I never want to feel that way again. I don’t want anyone to feel that way.
My Redemptive (if Irreverent) Mission
That’s why I’m here.
If I’m being honest, the guilt brought on by my inaction is probably a big reason why, about a year and a half after this all took place, I threw myself wholeheartedly into fitness and nutrition, and eventually took a job editing fitness magazines. I wanted to build a physical presence that would make me more comfortable standing up for myself and others.
It’s at least partially why I’m so conscious of my clothes and personal appearance, too.

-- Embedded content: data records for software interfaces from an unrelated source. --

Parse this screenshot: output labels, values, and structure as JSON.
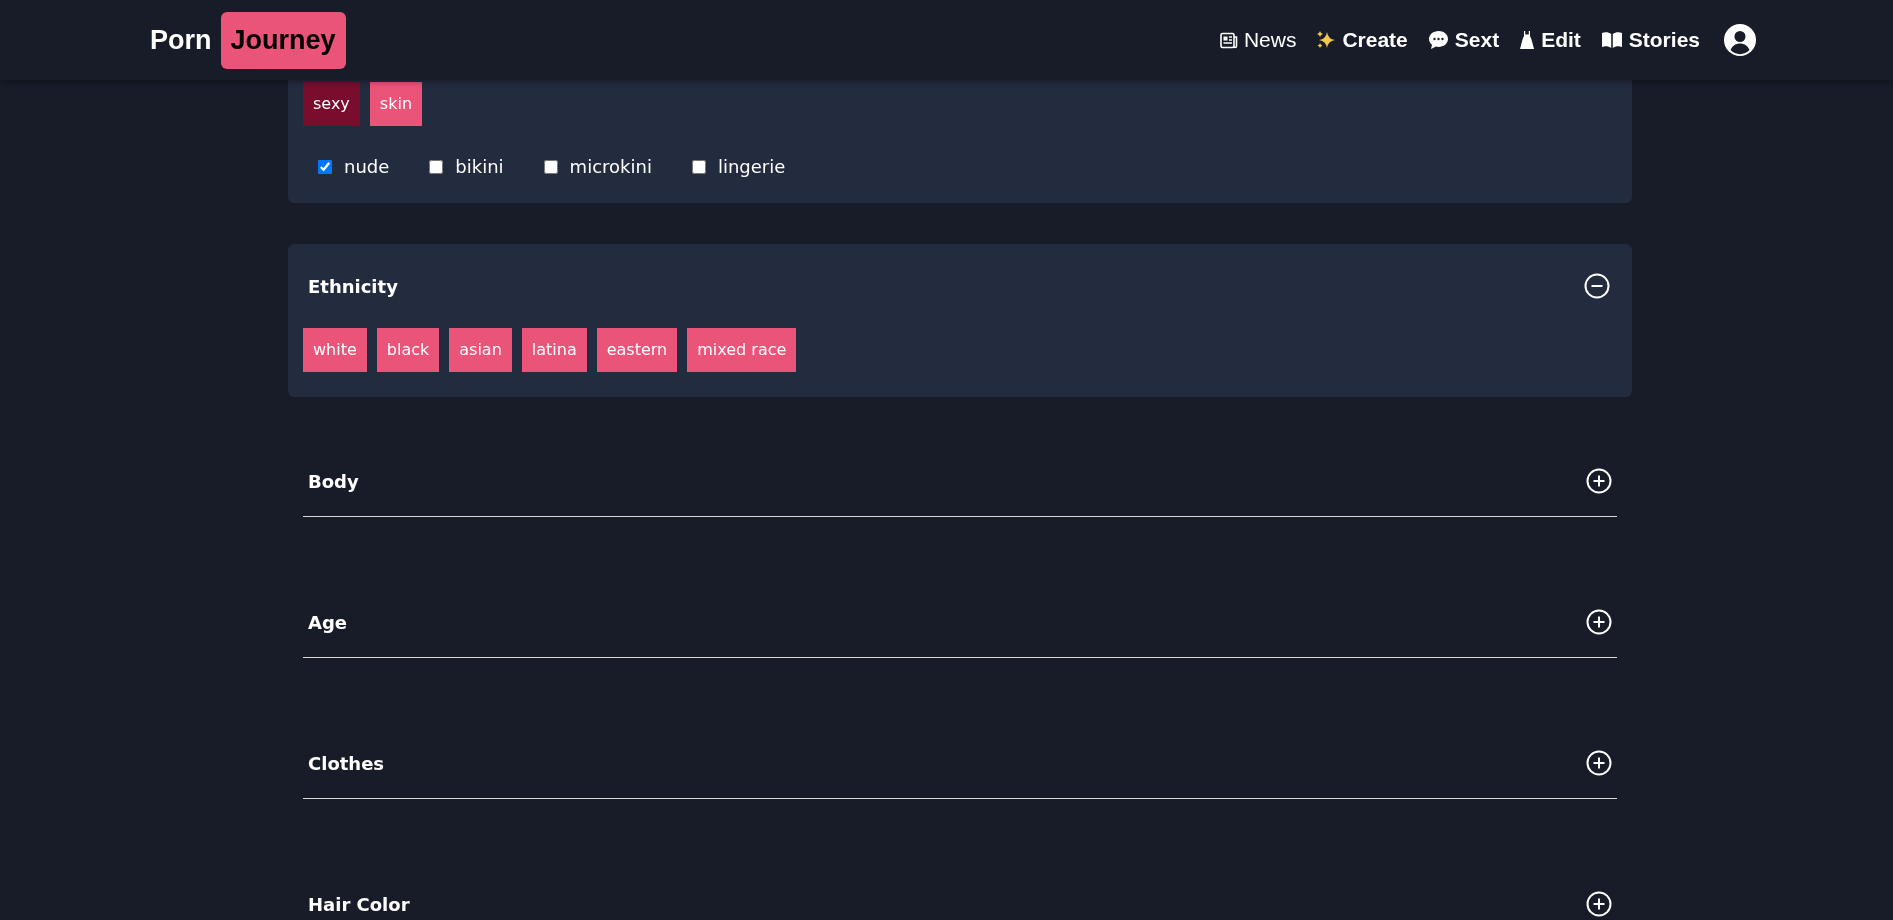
{
  "header": {
    "logo": {
      "part_1": "Porn",
      "part_2": "Journey"
    },
    "nav": [
      {
        "label": "News",
        "kind": "news"
      },
      {
        "label": "Create",
        "kind": "create"
      },
      {
        "label": "Sext",
        "kind": "sext"
      },
      {
        "label": "Edit",
        "kind": "edit"
      },
      {
        "label": "Stories",
        "kind": "stories"
      }
    ]
  },
  "sections": [
    {
      "tags": [
        {
          "label": "sexy",
          "selected": true
        },
        {
          "label": "skin",
          "selected": false
        }
      ],
      "options": [
        {
          "label": "nude",
          "checked": true
        },
        {
          "label": "bikini",
          "checked": false
        },
        {
          "label": "microkini",
          "checked": false
        },
        {
          "label": "lingerie",
          "checked": false
        }
      ]
    },
    {
      "title": "Ethnicity",
      "expanded": true,
      "tags": [
        {
          "label": "white",
          "selected": false
        },
        {
          "label": "black",
          "selected": false
        },
        {
          "label": "asian",
          "selected": false
        },
        {
          "label": "latina",
          "selected": false
        },
        {
          "label": "eastern",
          "selected": false
        },
        {
          "label": "mixed race",
          "selected": false
        }
      ]
    },
    {
      "title": "Body",
      "expanded": false
    },
    {
      "title": "Age",
      "expanded": false
    },
    {
      "title": "Clothes",
      "expanded": false
    },
    {
      "title": "Hair Color",
      "expanded": false
    }
  ]
}
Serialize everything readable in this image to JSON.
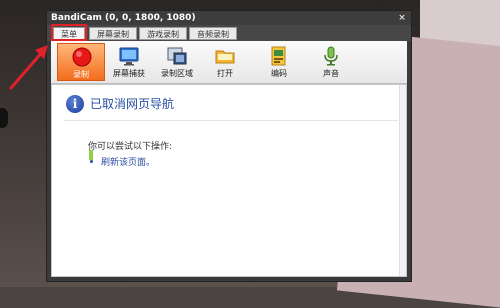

There’s a lot to be said for the look good/feel good philosophy, and I want my external appearance to reflect the internal strength I’m trying to build.
It explains why, after a few years focused exclusively on fitness, I got deep into intellectual and emotional self-improvement. Whatever psychological roadblock kept me from speaking up that day had more to do with my mind than my mouth, and I don’t ever want it to happen again.
And it’s why I quit a great job as an award-winning travel blogger (humble brag!) to tell shameful and embarrassing stories about myself on the internet. I never want another young man to feel that geek’s pain, or my enduring shame, ever again.
Instead, I want to help guys build the sort of real, authentic and lasting self-confidence that allows us to embrace life’s hardships, and enjoy its many pleasures.
I’m sure as hell not perfect, but I’ve come a long way since that fateful day on the bus. And if I can share a single shred of advice that will make guys more self-confident, then that’s exactly what I’m going to do. (Partly because I feel like it’s my duty, and partly because I’ve already quit my aforementioned job – so I really don’t have much of a choice!)
So, there you have it, my origin story, and my mission. It may not involve a radioactive spider, and it’s wordier than “with great power comes great responsibility” by about 2,300 words, but it’s mine.
And I have to own it.
What’s your self-confidence origin story? Can you relate to my lack of action? Have you been in a situation like me – or worse, like our geek? If you feel comfortable sharing, let me know in the comments below, or tweet me @IrreverentGent.
Or, if you’d prefer to reach out privately, I’d love to hear from you. Email me at firstname.lastname@example.org.